MORE than 1,200 women across the North East and North Cumbria have already benefited from a new community pharmacy scheme making treatment for urinary tract infections (UTIs) faster and easier.
The initiative, launched at the end of July, enables local community pharmacists to treat women aged 16-64 with uncomplicated UTIs, excluding those who are pregnant, without the need for a GP appointment or prescription.
Symptoms of a UTI include:
- Burning or stinging sensation on passing urine
- Needing to pass urine frequently or urgently
- Cloudy urine
- Passing excessive or large quantities of urine
Backed by the North East and North Cumbria Integrated Care Board (ICB), the six month pilot scheme aims to provide a more convenient option and faster access to treatment for patients whilst also helping reduce pressures on GP practices.

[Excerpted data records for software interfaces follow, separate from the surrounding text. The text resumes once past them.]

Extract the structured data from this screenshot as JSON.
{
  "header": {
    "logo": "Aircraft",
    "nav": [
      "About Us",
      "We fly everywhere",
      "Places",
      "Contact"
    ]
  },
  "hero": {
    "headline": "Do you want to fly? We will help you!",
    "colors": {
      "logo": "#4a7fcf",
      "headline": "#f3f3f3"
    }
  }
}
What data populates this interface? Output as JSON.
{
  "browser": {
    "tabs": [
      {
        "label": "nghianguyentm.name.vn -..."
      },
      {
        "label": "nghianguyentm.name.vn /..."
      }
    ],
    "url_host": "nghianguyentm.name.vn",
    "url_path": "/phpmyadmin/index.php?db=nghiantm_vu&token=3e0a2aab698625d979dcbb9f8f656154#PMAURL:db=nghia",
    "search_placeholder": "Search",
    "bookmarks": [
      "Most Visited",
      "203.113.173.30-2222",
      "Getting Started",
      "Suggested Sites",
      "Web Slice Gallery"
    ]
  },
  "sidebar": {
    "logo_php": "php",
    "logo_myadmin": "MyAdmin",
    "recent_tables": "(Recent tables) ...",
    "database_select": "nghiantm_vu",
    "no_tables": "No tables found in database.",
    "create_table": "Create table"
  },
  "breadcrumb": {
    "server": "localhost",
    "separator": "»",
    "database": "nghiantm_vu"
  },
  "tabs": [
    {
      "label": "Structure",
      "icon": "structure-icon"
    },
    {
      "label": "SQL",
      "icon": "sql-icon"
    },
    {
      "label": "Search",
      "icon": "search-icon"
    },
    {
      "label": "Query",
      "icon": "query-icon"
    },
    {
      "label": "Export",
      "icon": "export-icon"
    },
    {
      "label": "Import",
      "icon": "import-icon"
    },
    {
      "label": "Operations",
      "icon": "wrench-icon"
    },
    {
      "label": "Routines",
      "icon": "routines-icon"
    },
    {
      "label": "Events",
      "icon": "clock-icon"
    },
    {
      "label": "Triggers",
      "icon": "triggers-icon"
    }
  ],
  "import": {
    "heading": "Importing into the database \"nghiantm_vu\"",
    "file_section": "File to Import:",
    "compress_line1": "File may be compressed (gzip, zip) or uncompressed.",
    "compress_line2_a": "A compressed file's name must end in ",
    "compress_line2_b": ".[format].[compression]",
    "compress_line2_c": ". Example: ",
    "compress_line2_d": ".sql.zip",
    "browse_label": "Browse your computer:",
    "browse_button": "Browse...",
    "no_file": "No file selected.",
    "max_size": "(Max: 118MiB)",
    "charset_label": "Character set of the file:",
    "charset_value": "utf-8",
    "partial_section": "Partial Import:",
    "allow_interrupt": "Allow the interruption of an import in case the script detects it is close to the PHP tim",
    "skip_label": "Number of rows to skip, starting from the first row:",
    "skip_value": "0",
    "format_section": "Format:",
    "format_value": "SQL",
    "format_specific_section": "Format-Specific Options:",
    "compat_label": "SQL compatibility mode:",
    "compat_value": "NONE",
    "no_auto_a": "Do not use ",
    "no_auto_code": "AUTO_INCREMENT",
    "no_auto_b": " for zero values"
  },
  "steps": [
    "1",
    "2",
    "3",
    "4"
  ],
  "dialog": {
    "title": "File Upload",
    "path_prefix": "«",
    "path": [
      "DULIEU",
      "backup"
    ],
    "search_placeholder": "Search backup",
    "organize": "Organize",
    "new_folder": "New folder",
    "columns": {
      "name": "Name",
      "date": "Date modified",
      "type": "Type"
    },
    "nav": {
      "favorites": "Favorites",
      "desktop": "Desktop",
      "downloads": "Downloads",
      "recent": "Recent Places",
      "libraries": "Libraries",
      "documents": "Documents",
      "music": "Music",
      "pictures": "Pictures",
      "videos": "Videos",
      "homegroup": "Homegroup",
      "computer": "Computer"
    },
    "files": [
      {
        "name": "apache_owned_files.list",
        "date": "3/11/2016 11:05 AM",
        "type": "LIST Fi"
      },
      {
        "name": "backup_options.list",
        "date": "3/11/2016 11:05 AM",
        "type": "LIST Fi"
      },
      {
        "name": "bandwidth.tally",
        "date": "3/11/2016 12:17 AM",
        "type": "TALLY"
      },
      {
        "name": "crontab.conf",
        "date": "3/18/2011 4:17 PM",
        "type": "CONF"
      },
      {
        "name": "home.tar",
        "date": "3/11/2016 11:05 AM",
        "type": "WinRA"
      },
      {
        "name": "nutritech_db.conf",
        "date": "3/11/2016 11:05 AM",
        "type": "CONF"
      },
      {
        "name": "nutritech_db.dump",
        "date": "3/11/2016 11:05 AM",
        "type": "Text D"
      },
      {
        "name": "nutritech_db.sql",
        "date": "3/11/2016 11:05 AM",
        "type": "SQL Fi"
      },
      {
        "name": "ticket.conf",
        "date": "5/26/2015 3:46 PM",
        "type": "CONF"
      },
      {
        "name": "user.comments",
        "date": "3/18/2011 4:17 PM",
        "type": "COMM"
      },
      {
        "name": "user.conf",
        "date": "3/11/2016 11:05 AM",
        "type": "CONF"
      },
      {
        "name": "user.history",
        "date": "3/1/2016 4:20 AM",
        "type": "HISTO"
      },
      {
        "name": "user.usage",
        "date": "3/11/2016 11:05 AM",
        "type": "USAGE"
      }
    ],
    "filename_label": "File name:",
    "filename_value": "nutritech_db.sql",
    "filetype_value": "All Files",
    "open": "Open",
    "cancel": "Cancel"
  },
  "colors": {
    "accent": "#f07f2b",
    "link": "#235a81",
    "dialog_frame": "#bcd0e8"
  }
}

Dr Neil O’Brien, executive medical director, North East and North Cumbria ICB said: “UTIs are one of the most common bacterial infections that GPs see in female patients with over 40 percent of women likely to suffer from one in their lifetime.
“They can develop quickly, are acutely painful and we know that patients want fast access to rapid relief of symptoms. Consequently, UTIs take up a large proportion of resources within the healthcare system accounting for up to four percent of all GP appointments each year.
“Early signs from this new initiative are proving extremely positive, around 300 patients a week have already been seen by community pharmacists for advice and treatment for a UTI, which demonstrates just what can be achieved when we work together in the interests of improving healthcare for our patients and the wider healthcare system.”
375 of the 651 community pharmacies across the North East and North Cumbria have already signed up to the UTI pilot scheme with more expected to join over the coming weeks.
Interim director of medicines and pharmacy, North East and North Cumbria ICB, Ewan Maule, said: “It’s very encouraging to see so many community pharmacies signed up to the pilot scheme and such large numbers of patients already coming forward.
“Community pharmacists are highly trained and utilising them to improve access to UTI advice and treatment not only offers a more convenient service for patients but also significantly reduces the demand on general practice and limits the number of unnecessary visits to emergency departments and other health care providers.”
The pilot scheme also aims to help reduce the amount of antibiotic prescribing across the ICB with the North East and North Cumbria being the sixth highest prescriber of antibiotics for UTIs in England.
“Although not all patients with a UTI will need antibiotics if they do, they can be provided quickly and conveniently without the need for a GP appointment or prescription,” added Mr Maule.
“However early indications, from the pilot scheme, are already showing a reduction in antibiotic prescribing with only 60–70 percent of patients requiring antibiotics to treat their UTIs – helping to reduce the overall impact of antibiotic prescribing and antibiotic resistance without impacting on patient care.”
Participating pharmacies can be found at: https://www.psne.co.uk/